The working small power-loom owners have also been thrown into crisis, as the big textile mills are not prepared to compensate them for increases in electricity rates and other production costs.
Govindasamy, a small working power-loom owner, told the WSWS: “Currently we get Rs.4.30 (7 US cents) per meter. Out of this we pay a labourer Rs.1.40 (2.3 cents) per meter.

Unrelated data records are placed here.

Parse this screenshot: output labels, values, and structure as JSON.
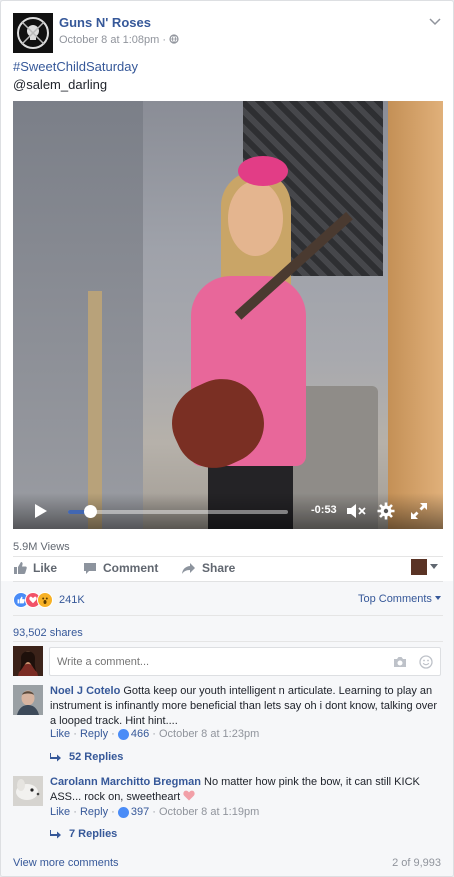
{
  "post": {
    "page_name": "Guns N' Roses",
    "timestamp": "October 8 at 1:08pm",
    "privacy_separator": "·",
    "hashtag": "#SweetChildSaturday",
    "mention": "@salem_darling"
  },
  "video": {
    "time_remaining": "-0:53",
    "progress": 0.1
  },
  "stats": {
    "views": "5.9M Views",
    "reactions_count": "241K",
    "shares": "93,502 shares"
  },
  "actions": {
    "like": "Like",
    "comment": "Comment",
    "share": "Share"
  },
  "comments_header": {
    "top_comments": "Top Comments",
    "placeholder": "Write a comment..."
  },
  "comments": [
    {
      "author": "Noel J Cotelo",
      "text": "Gotta keep our youth intelligent n articulate. Learning to play an instrument is infinantly more beneficial than lets say oh i dont know, talking over a looped track. Hint hint....",
      "like_label": "Like",
      "reply_label": "Reply",
      "likes": "466",
      "time": "October 8 at 1:23pm",
      "replies": "52 Replies"
    },
    {
      "author": "Carolann Marchitto Bregman",
      "text": "No matter how pink the bow, it can still KICK ASS... rock on, sweetheart ",
      "like_label": "Like",
      "reply_label": "Reply",
      "likes": "397",
      "time": "October 8 at 1:19pm",
      "replies": "7 Replies"
    }
  ],
  "footer": {
    "view_more": "View more comments",
    "pager": "2 of 9,993"
  },
  "colors": {
    "link": "#365899",
    "like_blue": "#4a8cf7",
    "love_red": "#f25268",
    "wow_yellow": "#f7b125",
    "progress_blue": "#4267b2"
  }
}
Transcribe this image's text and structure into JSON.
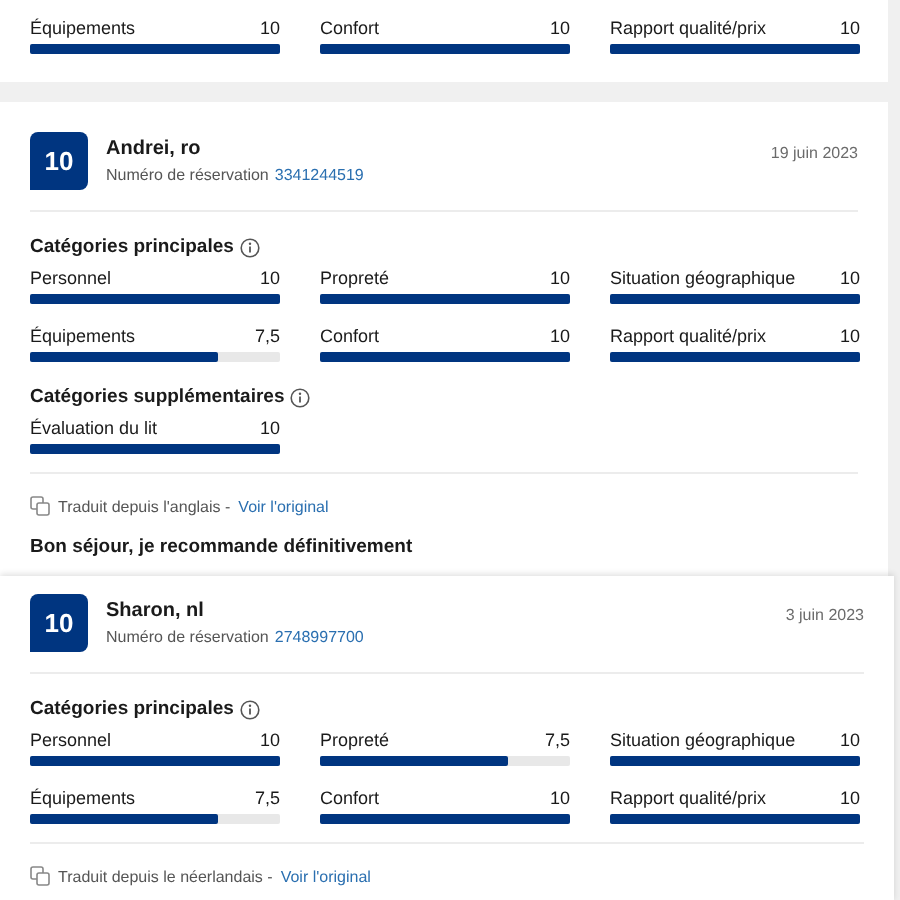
{
  "reviews": [
    {
      "sections": [
        {
          "categories": [
            {
              "label": "Équipements",
              "value": "10",
              "level": 1
            },
            {
              "label": "Confort",
              "value": "10",
              "level": 1
            },
            {
              "label": "Rapport qualité/prix",
              "value": "10",
              "level": 1
            }
          ]
        }
      ]
    },
    {
      "score": "10",
      "name": "Andrei, ro",
      "reservation_label": "Numéro de réservation",
      "reservation_number": "3341244519",
      "date": "19 juin 2023",
      "sections": [
        {
          "title": "Catégories principales",
          "categories": [
            {
              "label": "Personnel",
              "value": "10",
              "level": 1
            },
            {
              "label": "Propreté",
              "value": "10",
              "level": 1
            },
            {
              "label": "Situation géographique",
              "value": "10",
              "level": 1
            },
            {
              "label": "Équipements",
              "value": "7,5",
              "level": 0.75
            },
            {
              "label": "Confort",
              "value": "10",
              "level": 1
            },
            {
              "label": "Rapport qualité/prix",
              "value": "10",
              "level": 1
            }
          ]
        },
        {
          "title": "Catégories supplémentaires",
          "categories": [
            {
              "label": "Évaluation du lit",
              "value": "10",
              "level": 1
            }
          ]
        }
      ],
      "translation": {
        "text": "Traduit depuis l'anglais -",
        "link": "Voir l'original"
      },
      "review_title": "Bon séjour, je recommande définitivement"
    },
    {
      "score": "10",
      "name": "Sharon, nl",
      "reservation_label": "Numéro de réservation",
      "reservation_number": "2748997700",
      "date": "3 juin 2023",
      "sections": [
        {
          "title": "Catégories principales",
          "categories": [
            {
              "label": "Personnel",
              "value": "10",
              "level": 1
            },
            {
              "label": "Propreté",
              "value": "7,5",
              "level": 0.75
            },
            {
              "label": "Situation géographique",
              "value": "10",
              "level": 1
            },
            {
              "label": "Équipements",
              "value": "7,5",
              "level": 0.75
            },
            {
              "label": "Confort",
              "value": "10",
              "level": 1
            },
            {
              "label": "Rapport qualité/prix",
              "value": "10",
              "level": 1
            }
          ]
        }
      ],
      "translation": {
        "text": "Traduit depuis le néerlandais -",
        "link": "Voir l'original"
      }
    }
  ]
}
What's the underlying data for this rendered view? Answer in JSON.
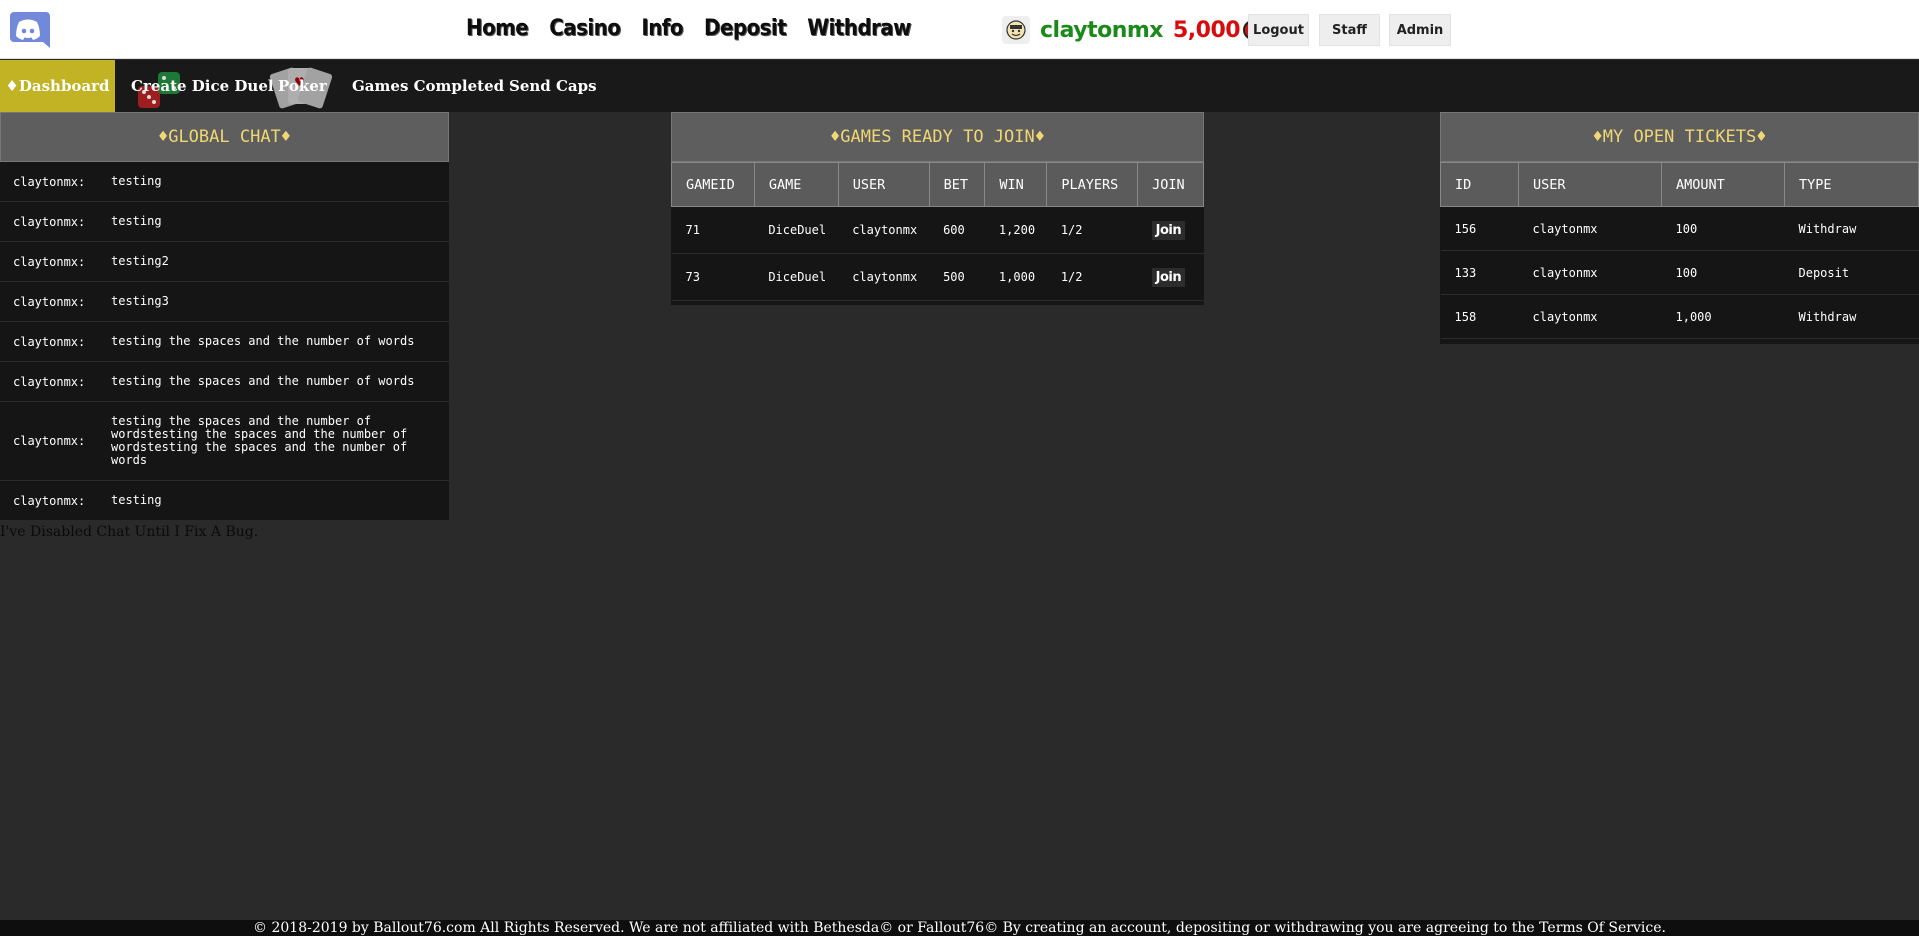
{
  "nav": {
    "links": [
      "Home",
      "Casino",
      "Info",
      "Deposit",
      "Withdraw"
    ]
  },
  "user": {
    "name": "claytonmx",
    "balance": "5,000"
  },
  "top_buttons": {
    "logout": "Logout",
    "staff": "Staff",
    "admin": "Admin"
  },
  "subnav": {
    "dashboard": "♦Dashboard",
    "create_dice_duel": "Create Dice Duel",
    "poker": "Poker",
    "games_completed": "Games Completed",
    "send_caps": "Send Caps"
  },
  "chat": {
    "title": "♦GLOBAL CHAT♦",
    "messages": [
      {
        "user": "claytonmx:",
        "text": "testing"
      },
      {
        "user": "claytonmx:",
        "text": "testing"
      },
      {
        "user": "claytonmx:",
        "text": "testing2"
      },
      {
        "user": "claytonmx:",
        "text": "testing3"
      },
      {
        "user": "claytonmx:",
        "text": "testing the spaces and the number of words"
      },
      {
        "user": "claytonmx:",
        "text": "testing the spaces and the number of words"
      },
      {
        "user": "claytonmx:",
        "text": "testing the spaces and the number of wordstesting the spaces and the number of wordstesting the spaces and the number of words"
      },
      {
        "user": "claytonmx:",
        "text": "testing"
      }
    ],
    "disabled_note": "I've Disabled Chat Until I Fix A Bug."
  },
  "games": {
    "title": "♦GAMES READY TO JOIN♦",
    "columns": [
      "GAMEID",
      "GAME",
      "USER",
      "BET",
      "WIN",
      "PLAYERS",
      "JOIN"
    ],
    "rows": [
      {
        "gameid": "71",
        "game": "DiceDuel",
        "user": "claytonmx",
        "bet": "600",
        "win": "1,200",
        "players": "1/2",
        "join": "Join"
      },
      {
        "gameid": "73",
        "game": "DiceDuel",
        "user": "claytonmx",
        "bet": "500",
        "win": "1,000",
        "players": "1/2",
        "join": "Join"
      }
    ]
  },
  "tickets": {
    "title": "♦MY OPEN TICKETS♦",
    "columns": [
      "ID",
      "USER",
      "AMOUNT",
      "TYPE"
    ],
    "rows": [
      {
        "id": "156",
        "user": "claytonmx",
        "amount": "100",
        "type": "Withdraw"
      },
      {
        "id": "133",
        "user": "claytonmx",
        "amount": "100",
        "type": "Deposit"
      },
      {
        "id": "158",
        "user": "claytonmx",
        "amount": "1,000",
        "type": "Withdraw"
      }
    ]
  },
  "footer": {
    "text": "© 2018-2019 by Ballout76.com All Rights Reserved. We are not affiliated with Bethesda© or Fallout76© By creating an account, depositing or withdrawing you are agreeing to the Terms Of Service."
  },
  "colors": {
    "accent_gold": "#c1b324",
    "title_gold": "#f0d774",
    "username_green": "#1a8a1a",
    "balance_red": "#d80c0c",
    "discord_blue": "#7289da"
  }
}
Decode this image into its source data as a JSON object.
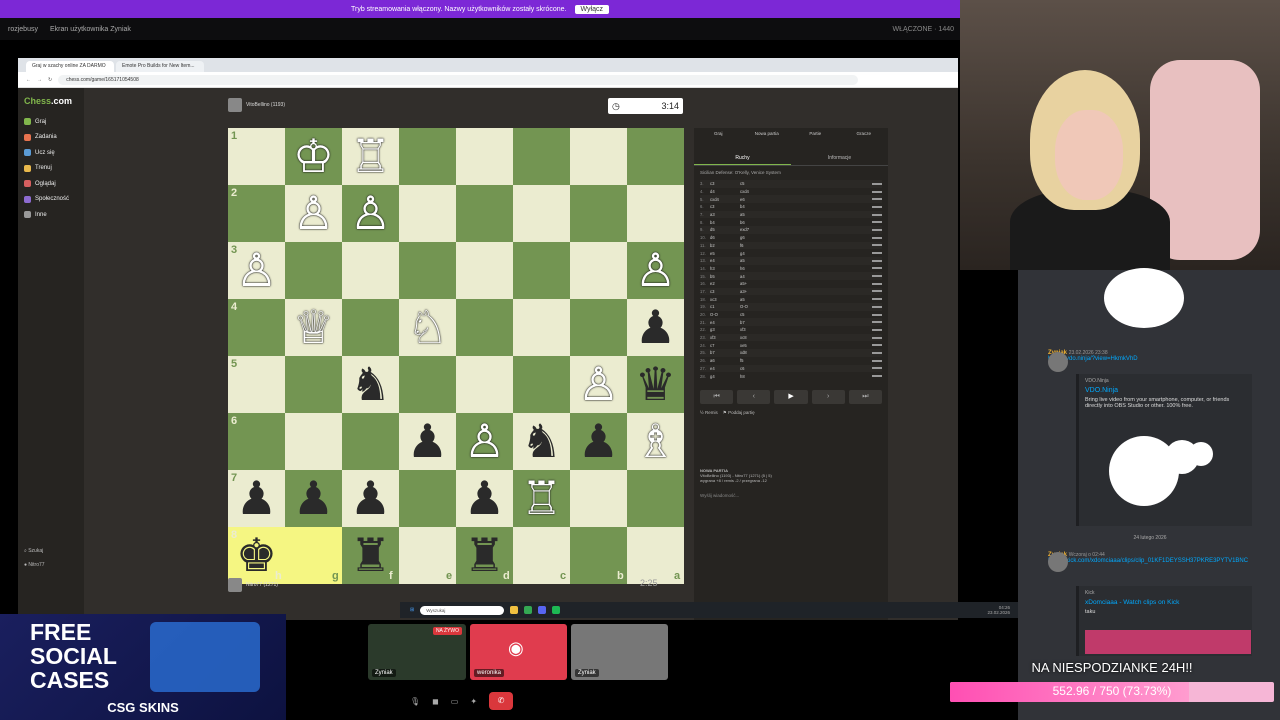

After paying for other expenses, including electricity bills, spare parts and so on, there is very little profit left for us.”
Many of the working power-loom owners are indebted to the banks and many have had to shut down due to bankruptcy.
When WSWS reporters confronted the AITUC’s Tirupur district secretary, Sekar, over the Stalinists’ failure to mobilize support for the strike, he brushed aside our criticisms, declaring the dispute would soon be resolved: “We are anticipating with confidence a positive outcome of (the ongoing) talks”
The CITU deputy leader for Tirupur, Veluchamy, for his part blamed the workers. “Although hundreds of thousands of workers are supporting the strike,” Veluchamy claimed, “there is only a few thousands of workers who actively participate in the protest struggle.”
When asked to explain on what basis did the CPI(M) and the CPI form an electoral alliance with an arch-reactionary and anti-working class party like the AIADMK, Veluchamy said, “There is a host of divergences in India, especially the caste problem. Under this situation, it is not possible to fight alone and win the struggle. That’s why we fight along with democratic forces. In 2003 our support to Jayalalitha’s AIADMK was to prevent communal forces from raising their head!” This canard of fighting communalism by joining hands with reactionary big business parties is always advanced by the Stalinists. The AIADMK recently repudiated its electoral understanding with the CPI and CPM so it can keep its hands free to enter into a coalition government led by the Hindu supremacist BJP after this spring’s national election.
Veluchamy added, “Socialist revolution is on our agenda, however it is not possible.”
The power-loom workers’ militant struggle for decent pay and working conditions is in fundamental conflict with the profit interests of the corporations. Confronted with global slump, big business in India and around the world has been waging a relentless drive to slash workers’ wages and benefits and accelerate production so as to offset their shrinking profit rates. Only by arming themselves with a socialist internationalist political program can workers mount a long-delayed counteroffensive.